Theophane felt sad. He loved Father very much. But he also had experienced the power of Jesus after an uncle had invited him to go to the Adventist church. He had suffered demonic attacks that only ceased when Adventists had prayed for him. Then, in reading the Bible, he had learned that Christians should worship on the seventh-day Sabbath, not on Sunday, the first day of the week. Theophane didn’t want to go back to his old life. If he couldn’t stay at home, he would leave. He moved in with a friend who lived in the neighborhood.

Theophane’s grandfather decided to intervene. As the eldest person in the family, he was highly respected. Theophane had been named after him.

“You are confused,” Grandfather said. “I will arrange a meeting with a priest. He will help you understand the truth.”

Grandfather and Father took Theophane to the home of a priest. He wasn’t just any priest. He was a leading theologian, and he taught religion at a university.

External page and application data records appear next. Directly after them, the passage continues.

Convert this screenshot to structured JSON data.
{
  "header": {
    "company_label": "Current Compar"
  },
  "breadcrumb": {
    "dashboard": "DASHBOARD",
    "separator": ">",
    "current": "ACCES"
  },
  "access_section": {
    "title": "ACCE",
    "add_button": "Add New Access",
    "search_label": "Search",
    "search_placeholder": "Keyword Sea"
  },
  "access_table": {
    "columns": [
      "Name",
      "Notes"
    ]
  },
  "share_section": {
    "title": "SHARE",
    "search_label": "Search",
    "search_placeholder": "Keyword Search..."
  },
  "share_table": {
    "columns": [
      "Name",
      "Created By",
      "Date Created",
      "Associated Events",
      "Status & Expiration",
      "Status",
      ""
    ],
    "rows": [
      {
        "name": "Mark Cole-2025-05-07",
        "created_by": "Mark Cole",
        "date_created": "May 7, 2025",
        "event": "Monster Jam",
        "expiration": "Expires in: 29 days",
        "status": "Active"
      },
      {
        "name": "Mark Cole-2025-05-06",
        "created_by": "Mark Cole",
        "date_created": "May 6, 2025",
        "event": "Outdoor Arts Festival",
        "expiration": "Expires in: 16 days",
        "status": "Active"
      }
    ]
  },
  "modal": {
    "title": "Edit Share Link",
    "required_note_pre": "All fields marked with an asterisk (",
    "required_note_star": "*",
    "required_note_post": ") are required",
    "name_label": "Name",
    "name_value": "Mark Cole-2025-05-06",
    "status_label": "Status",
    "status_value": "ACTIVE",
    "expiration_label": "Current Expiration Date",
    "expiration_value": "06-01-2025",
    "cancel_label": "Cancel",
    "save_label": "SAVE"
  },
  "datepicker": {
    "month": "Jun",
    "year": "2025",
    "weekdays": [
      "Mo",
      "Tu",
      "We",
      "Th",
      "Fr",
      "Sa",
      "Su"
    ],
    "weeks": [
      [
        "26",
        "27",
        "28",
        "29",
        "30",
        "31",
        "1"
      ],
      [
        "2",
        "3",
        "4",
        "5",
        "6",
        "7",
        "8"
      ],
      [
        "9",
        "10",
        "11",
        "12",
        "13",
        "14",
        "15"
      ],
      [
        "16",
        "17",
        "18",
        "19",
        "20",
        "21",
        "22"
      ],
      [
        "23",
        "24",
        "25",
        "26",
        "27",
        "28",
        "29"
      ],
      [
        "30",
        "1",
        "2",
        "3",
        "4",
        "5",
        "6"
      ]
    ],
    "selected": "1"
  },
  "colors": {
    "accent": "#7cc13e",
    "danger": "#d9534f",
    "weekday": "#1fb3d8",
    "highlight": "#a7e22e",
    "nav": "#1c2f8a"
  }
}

“What caused you to leave the church?” the priest asked Theophane.

Theophane opened his Bible to Exodus 20.

“I would like us to study the Ten Commandments,” he said.

He read the first commandment, which says, “You shall have no other gods before Me” (Exodus 20:3, NKJV). Then he read the second commandment, which prohibits the worship of carved images.

Turning to the priest, he asked him to explain the first two commandments.

The priest defended carved images in the church. He said the Israelites were saved by looking at a bronze serpent raised by Moses in the wilderness and Christians today can be saved by looking at icons.

Theophane moved on to the fourth commandment, which says, “Remember the Sabbath day, to keep it holy” (Exodus 20:8). The priest countered that the law was changed. Theophane responded with the words of Jesus, “Do not think that I came to destroy the Law or the Prophets. I did not come to destroy but to fulfill” (Matthew 5:17).

Then the priest accused Theophane of not obeying the fifth commandment. “Do you love your father?” he said. “You aren’t doing what he tells you to do. God says, ‘Honor your father and mother.”

Theophane replied, “But Jesus said, ‘He who loves father or mother more than Me is not worthy of Me’” (Matthew 10:37).

The priest looked at Father. “It’s over for your son,” he said. “Don’t let him ever live at home because he will contaminate other people.”

Leaving the priest’s house, Father was furious. He threatened to burn Theophane’s birth certificate and sever all ties with him. He cursed the uncle who had invited Theophane to the Adventist Church.

Theophane defended his uncle. “He never taught me anything bad,” he said. “He just showed me the way.”

Father complained directly to the uncle, and the uncle reminded him about the demonic attacks. “Theophane was in deep trouble,” he said. “You took him to many physicians and gave him medicine. You did your best, but nothing helped. The boy didn’t follow me. He followed the Word of God.”

Eight months passed. Theophane’s life changed drastically. Not only did he remain free from demonic attacks, but he also grew into a kind, generous young man. Neighbors who had once sought to keep their children away from him and his bad influence now wanted their children to be like him. Father was amazed at the remarkable change, and he called the uncle to thank him.

“Thank you for what you have done for my son,” he said. “The boy who we knew before is not the same person today.”

Today, Theophane lives back at home, and he keeps the seventh-day Sabbath freely. He is praying that Father and Grandfather will know the Jesus who changed his life.

“My prayer now is for God to change their hearts so they can join me in my new faith and we can worship together,” he says.

Thank you for your Thirteenth Sabbath Offering three years ago that helped a Seventh-day Adventist school expand with new classrooms in Conakry, Guinea.